*Exercise goal*. The data must be copied over exactly and in full.
━━━━━━━━━━━━━━━━
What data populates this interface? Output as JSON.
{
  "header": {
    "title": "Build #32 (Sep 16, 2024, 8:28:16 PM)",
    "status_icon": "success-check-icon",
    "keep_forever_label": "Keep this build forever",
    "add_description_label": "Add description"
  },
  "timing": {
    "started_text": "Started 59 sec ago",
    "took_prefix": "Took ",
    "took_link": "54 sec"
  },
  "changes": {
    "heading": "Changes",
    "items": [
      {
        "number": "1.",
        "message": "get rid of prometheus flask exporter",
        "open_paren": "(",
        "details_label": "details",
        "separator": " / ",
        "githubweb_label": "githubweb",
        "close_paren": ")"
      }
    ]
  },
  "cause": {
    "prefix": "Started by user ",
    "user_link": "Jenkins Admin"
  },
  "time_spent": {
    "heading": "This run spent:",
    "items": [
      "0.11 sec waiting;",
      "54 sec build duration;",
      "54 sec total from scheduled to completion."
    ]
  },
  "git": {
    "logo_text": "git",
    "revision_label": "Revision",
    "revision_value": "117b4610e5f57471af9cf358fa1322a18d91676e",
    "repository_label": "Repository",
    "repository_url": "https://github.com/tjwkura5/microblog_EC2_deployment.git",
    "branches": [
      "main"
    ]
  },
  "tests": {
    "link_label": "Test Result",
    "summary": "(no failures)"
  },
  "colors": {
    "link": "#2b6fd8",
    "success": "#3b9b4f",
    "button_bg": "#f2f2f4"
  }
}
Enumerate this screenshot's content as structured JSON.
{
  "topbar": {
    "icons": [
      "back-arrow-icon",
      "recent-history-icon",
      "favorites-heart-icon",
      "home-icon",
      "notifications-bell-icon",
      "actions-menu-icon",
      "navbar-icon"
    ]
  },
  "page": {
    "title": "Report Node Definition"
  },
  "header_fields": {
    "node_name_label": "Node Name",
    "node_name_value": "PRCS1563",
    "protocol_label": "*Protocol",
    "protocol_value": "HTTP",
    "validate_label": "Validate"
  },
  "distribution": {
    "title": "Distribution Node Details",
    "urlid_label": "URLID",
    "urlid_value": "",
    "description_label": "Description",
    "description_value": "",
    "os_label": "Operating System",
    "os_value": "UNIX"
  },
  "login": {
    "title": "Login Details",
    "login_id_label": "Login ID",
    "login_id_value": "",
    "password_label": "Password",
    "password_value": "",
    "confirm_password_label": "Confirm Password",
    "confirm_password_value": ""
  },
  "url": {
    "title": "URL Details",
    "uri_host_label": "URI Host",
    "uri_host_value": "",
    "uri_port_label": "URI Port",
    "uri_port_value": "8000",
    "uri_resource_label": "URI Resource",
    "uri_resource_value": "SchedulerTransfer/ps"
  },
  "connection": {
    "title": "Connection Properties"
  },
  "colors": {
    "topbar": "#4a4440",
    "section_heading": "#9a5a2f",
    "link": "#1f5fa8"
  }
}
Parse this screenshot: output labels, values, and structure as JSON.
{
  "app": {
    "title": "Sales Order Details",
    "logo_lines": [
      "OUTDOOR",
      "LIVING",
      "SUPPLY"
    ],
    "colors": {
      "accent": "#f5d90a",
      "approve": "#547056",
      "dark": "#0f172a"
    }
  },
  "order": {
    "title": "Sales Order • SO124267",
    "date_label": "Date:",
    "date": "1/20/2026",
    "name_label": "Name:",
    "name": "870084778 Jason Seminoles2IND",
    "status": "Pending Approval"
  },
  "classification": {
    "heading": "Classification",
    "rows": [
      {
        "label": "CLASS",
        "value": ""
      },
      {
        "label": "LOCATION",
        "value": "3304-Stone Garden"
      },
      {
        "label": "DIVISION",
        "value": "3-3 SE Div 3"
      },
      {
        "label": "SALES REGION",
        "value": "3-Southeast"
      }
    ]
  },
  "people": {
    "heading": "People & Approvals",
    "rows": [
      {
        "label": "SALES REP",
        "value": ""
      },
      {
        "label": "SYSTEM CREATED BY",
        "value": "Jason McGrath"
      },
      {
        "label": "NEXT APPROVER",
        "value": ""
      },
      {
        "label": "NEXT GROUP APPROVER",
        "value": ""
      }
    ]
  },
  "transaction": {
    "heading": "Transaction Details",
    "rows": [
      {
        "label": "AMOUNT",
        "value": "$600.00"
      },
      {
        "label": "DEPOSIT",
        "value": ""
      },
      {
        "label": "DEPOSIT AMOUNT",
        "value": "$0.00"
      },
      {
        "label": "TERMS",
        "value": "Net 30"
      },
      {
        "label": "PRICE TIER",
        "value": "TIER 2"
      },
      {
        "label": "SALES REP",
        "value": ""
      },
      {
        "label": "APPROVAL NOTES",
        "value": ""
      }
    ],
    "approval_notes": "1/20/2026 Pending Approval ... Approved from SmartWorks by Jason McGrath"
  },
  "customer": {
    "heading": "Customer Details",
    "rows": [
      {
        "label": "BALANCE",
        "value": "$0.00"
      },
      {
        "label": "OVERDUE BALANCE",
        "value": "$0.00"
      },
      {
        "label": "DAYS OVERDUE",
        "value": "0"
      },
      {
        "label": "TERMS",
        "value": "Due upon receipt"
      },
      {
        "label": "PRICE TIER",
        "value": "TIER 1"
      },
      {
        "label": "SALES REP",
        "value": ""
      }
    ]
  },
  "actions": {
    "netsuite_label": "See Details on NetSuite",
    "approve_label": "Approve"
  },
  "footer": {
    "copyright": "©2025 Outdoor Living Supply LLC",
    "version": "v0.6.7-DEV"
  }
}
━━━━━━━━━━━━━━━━
*Output for this task*.
What data populates this interface? Output as JSON.
{
  "header": {
    "title": "Build #32 (Sep 16, 2024, 8:28:16 PM)",
    "status_icon": "success-check-icon",
    "keep_forever_label": "Keep this build forever",
    "add_description_label": "Add description"
  },
  "timing": {
    "started_text": "Started 59 sec ago",
    "took_prefix": "Took ",
    "took_link": "54 sec"
  },
  "changes": {
    "heading": "Changes",
    "items": [
      {
        "number": "1.",
        "message": "get rid of prometheus flask exporter",
        "open_paren": "(",
        "details_label": "details",
        "separator": " / ",
        "githubweb_label": "githubweb",
        "close_paren": ")"
      }
    ]
  },
  "cause": {
    "prefix": "Started by user ",
    "user_link": "Jenkins Admin"
  },
  "time_spent": {
    "heading": "This run spent:",
    "items": [
      "0.11 sec waiting;",
      "54 sec build duration;",
      "54 sec total from scheduled to completion."
    ]
  },
  "git": {
    "logo_text": "git",
    "revision_label": "Revision",
    "revision_value": "117b4610e5f57471af9cf358fa1322a18d91676e",
    "repository_label": "Repository",
    "repository_url": "https://github.com/tjwkura5/microblog_EC2_deployment.git",
    "branches": [
      "main"
    ]
  },
  "tests": {
    "link_label": "Test Result",
    "summary": "(no failures)"
  },
  "colors": {
    "link": "#2b6fd8",
    "success": "#3b9b4f",
    "button_bg": "#f2f2f4"
  }
}
Enumerate this screenshot's content as structured JSON.
{
  "topbar": {
    "icons": [
      "back-arrow-icon",
      "recent-history-icon",
      "favorites-heart-icon",
      "home-icon",
      "notifications-bell-icon",
      "actions-menu-icon",
      "navbar-icon"
    ]
  },
  "page": {
    "title": "Report Node Definition"
  },
  "header_fields": {
    "node_name_label": "Node Name",
    "node_name_value": "PRCS1563",
    "protocol_label": "*Protocol",
    "protocol_value": "HTTP",
    "validate_label": "Validate"
  },
  "distribution": {
    "title": "Distribution Node Details",
    "urlid_label": "URLID",
    "urlid_value": "",
    "description_label": "Description",
    "description_value": "",
    "os_label": "Operating System",
    "os_value": "UNIX"
  },
  "login": {
    "title": "Login Details",
    "login_id_label": "Login ID",
    "login_id_value": "",
    "password_label": "Password",
    "password_value": "",
    "confirm_password_label": "Confirm Password",
    "confirm_password_value": ""
  },
  "url": {
    "title": "URL Details",
    "uri_host_label": "URI Host",
    "uri_host_value": "",
    "uri_port_label": "URI Port",
    "uri_port_value": "8000",
    "uri_resource_label": "URI Resource",
    "uri_resource_value": "SchedulerTransfer/ps"
  },
  "connection": {
    "title": "Connection Properties"
  },
  "colors": {
    "topbar": "#4a4440",
    "section_heading": "#9a5a2f",
    "link": "#1f5fa8"
  }
}
Parse this screenshot: output labels, values, and structure as JSON.
{
  "app": {
    "title": "Sales Order Details",
    "logo_lines": [
      "OUTDOOR",
      "LIVING",
      "SUPPLY"
    ],
    "colors": {
      "accent": "#f5d90a",
      "approve": "#547056",
      "dark": "#0f172a"
    }
  },
  "order": {
    "title": "Sales Order • SO124267",
    "date_label": "Date:",
    "date": "1/20/2026",
    "name_label": "Name:",
    "name": "870084778 Jason Seminoles2IND",
    "status": "Pending Approval"
  },
  "classification": {
    "heading": "Classification",
    "rows": [
      {
        "label": "CLASS",
        "value": ""
      },
      {
        "label": "LOCATION",
        "value": "3304-Stone Garden"
      },
      {
        "label": "DIVISION",
        "value": "3-3 SE Div 3"
      },
      {
        "label": "SALES REGION",
        "value": "3-Southeast"
      }
    ]
  },
  "people": {
    "heading": "People & Approvals",
    "rows": [
      {
        "label": "SALES REP",
        "value": ""
      },
      {
        "label": "SYSTEM CREATED BY",
        "value": "Jason McGrath"
      },
      {
        "label": "NEXT APPROVER",
        "value": ""
      },
      {
        "label": "NEXT GROUP APPROVER",
        "value": ""
      }
    ]
  },
  "transaction": {
    "heading": "Transaction Details",
    "rows": [
      {
        "label": "AMOUNT",
        "value": "$600.00"
      },
      {
        "label": "DEPOSIT",
        "value": ""
      },
      {
        "label": "DEPOSIT AMOUNT",
        "value": "$0.00"
      },
      {
        "label": "TERMS",
        "value": "Net 30"
      },
      {
        "label": "PRICE TIER",
        "value": "TIER 2"
      },
      {
        "label": "SALES REP",
        "value": ""
      },
      {
        "label": "APPROVAL NOTES",
        "value": ""
      }
    ],
    "approval_notes": "1/20/2026 Pending Approval ... Approved from SmartWorks by Jason McGrath"
  },
  "customer": {
    "heading": "Customer Details",
    "rows": [
      {
        "label": "BALANCE",
        "value": "$0.00"
      },
      {
        "label": "OVERDUE BALANCE",
        "value": "$0.00"
      },
      {
        "label": "DAYS OVERDUE",
        "value": "0"
      },
      {
        "label": "TERMS",
        "value": "Due upon receipt"
      },
      {
        "label": "PRICE TIER",
        "value": "TIER 1"
      },
      {
        "label": "SALES REP",
        "value": ""
      }
    ]
  },
  "actions": {
    "netsuite_label": "See Details on NetSuite",
    "approve_label": "Approve"
  },
  "footer": {
    "copyright": "©2025 Outdoor Living Supply LLC",
    "version": "v0.6.7-DEV"
  }
}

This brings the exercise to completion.